Those thinking of backcountry excursions this winter, but who aren’t familiar with the terrain, are in luck as the yearly Avalanche Awareness Days returns to the Bow Valley for a fun and informative weekend (Jan. 19 and 21).
In Lake Louise, Banff and Kananaskis Country, public safety specialists are hosting free Avalanche Awareness seminars for beginners and seasonal workers.
“Every year there are close calls and accidents that result in fatalities throughout Western Canada,” said Brian Webster, manager of visitor of safety for Banff National Park.
Starting in Lake Louise on Friday (Jan. 19), the Staying Alive: Avalanche Awareness Night begins at 6 p.m. at the Info Centre.

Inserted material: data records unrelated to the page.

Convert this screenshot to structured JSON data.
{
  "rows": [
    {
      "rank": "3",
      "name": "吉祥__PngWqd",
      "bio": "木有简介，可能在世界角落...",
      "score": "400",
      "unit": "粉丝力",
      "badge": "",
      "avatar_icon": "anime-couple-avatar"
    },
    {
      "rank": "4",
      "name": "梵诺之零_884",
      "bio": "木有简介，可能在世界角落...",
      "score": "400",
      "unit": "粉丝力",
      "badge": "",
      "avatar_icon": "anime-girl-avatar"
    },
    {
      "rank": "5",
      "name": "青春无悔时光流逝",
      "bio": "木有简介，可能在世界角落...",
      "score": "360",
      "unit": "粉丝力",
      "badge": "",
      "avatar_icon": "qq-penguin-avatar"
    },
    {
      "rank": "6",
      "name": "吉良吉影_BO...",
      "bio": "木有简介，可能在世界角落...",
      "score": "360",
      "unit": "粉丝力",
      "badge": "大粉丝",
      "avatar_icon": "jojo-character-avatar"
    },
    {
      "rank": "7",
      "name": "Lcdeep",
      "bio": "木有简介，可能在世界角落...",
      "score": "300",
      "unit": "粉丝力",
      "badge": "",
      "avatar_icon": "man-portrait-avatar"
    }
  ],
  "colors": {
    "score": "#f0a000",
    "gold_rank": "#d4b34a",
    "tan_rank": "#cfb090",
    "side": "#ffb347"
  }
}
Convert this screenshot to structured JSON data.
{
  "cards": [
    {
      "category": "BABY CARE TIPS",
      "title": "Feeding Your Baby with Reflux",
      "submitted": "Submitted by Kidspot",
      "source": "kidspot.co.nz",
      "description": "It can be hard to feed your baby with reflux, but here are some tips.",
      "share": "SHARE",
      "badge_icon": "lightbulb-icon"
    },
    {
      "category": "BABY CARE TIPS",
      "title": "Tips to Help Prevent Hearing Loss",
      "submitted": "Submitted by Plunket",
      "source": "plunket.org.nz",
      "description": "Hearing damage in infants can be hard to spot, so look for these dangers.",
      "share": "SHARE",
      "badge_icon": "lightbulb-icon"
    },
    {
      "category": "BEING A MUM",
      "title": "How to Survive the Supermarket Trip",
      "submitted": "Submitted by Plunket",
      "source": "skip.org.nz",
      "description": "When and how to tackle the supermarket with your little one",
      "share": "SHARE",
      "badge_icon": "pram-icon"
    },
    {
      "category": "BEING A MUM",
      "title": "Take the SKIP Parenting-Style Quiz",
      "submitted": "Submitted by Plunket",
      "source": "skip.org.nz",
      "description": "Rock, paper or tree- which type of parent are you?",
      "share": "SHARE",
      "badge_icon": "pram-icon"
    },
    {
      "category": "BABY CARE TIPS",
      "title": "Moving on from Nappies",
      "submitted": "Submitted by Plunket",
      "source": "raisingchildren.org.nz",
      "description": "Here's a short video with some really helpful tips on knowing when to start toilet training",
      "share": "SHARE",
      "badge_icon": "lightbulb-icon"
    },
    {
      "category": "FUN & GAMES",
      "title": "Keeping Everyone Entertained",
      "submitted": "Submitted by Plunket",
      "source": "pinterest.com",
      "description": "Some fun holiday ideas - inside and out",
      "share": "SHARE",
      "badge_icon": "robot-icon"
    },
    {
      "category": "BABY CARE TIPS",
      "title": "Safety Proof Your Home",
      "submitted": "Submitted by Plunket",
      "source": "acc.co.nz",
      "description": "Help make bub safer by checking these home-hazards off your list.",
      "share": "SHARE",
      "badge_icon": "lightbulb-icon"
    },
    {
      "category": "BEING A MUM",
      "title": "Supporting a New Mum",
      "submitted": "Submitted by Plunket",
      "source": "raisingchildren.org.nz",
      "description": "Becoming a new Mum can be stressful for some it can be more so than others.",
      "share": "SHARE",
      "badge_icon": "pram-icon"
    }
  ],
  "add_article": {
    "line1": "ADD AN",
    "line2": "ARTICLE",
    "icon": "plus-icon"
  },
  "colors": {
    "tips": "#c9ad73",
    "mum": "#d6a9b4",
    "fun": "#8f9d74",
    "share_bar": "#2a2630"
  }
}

On Sunday (Jan. 21), Avalanche Awareness Days in Kananaskis Country goes from 11 a.m. to 3 p.m. at Burstall Pass day use area, off Smith Dorrien Trail near Peter Lougheed Provincial Park.
The K-Country event takes place outdoors, so dress appropriately and bring a travel mug.
Later that evening in Banff, Avalanche Awareness Night starts at 7 p.m. at Banff Centre’s Max Bell Auditorium.
For more than 15 years, the Lake Louise Staying Alive event has had a trade show, speakers, short and educational ski films. Local retailers will be on hand.
“It’s a real fun theme and probably most important of all is there’s free pizza and refreshments,” said Webster.
“We’ll make people aware that avalanches are a big hazard in the wintertime and give them tools to learn and be better informed. It’s not an educational course, but it’ll give them tools to find more information.”
Safety specialists agree that before recreationalists head into the snowy backcountry, they should take Avalanche Safety Training, which is a two-day, weekend course.
“It’s a good investment for people wanting to go in the backcountry,” Webster said.
Out in Kananaskis, it will be the sixth annual Avalanche Awareness Days this Sunday, and the outdoor event will feature avalanche safety workshops with trained professionals, vendors, planned activities and demonstrations.
“So, we’re targeting mostly people who are green, or white, because it’s winter not summer,” said Corrie Turner, seasonal interpretation and Discovery Centre supervisor for Alberta Parks. “But they’re new to backcountry and they’re interested in knowing more about what kind knowledge they might need to get into, let’s say, snowshoeing or skiing that isn’t in a flat environment.”
Activities will include crowd favourite rescue dog demos, fat bike demos, shovel dig races, fire-making demos, quinzee building and beacon searches.
“They’ll get all the experiential, hands on knowledge, get some free food, and get to be outside,” said Turner.
It should be noted these events are an educational opportunity for the public and should not be thought as a substitute for an avalanche safety course.
Information on essential safety equipment, training courses, daily mountain condition updates, and many online resources can be found at www.avalanche.ca.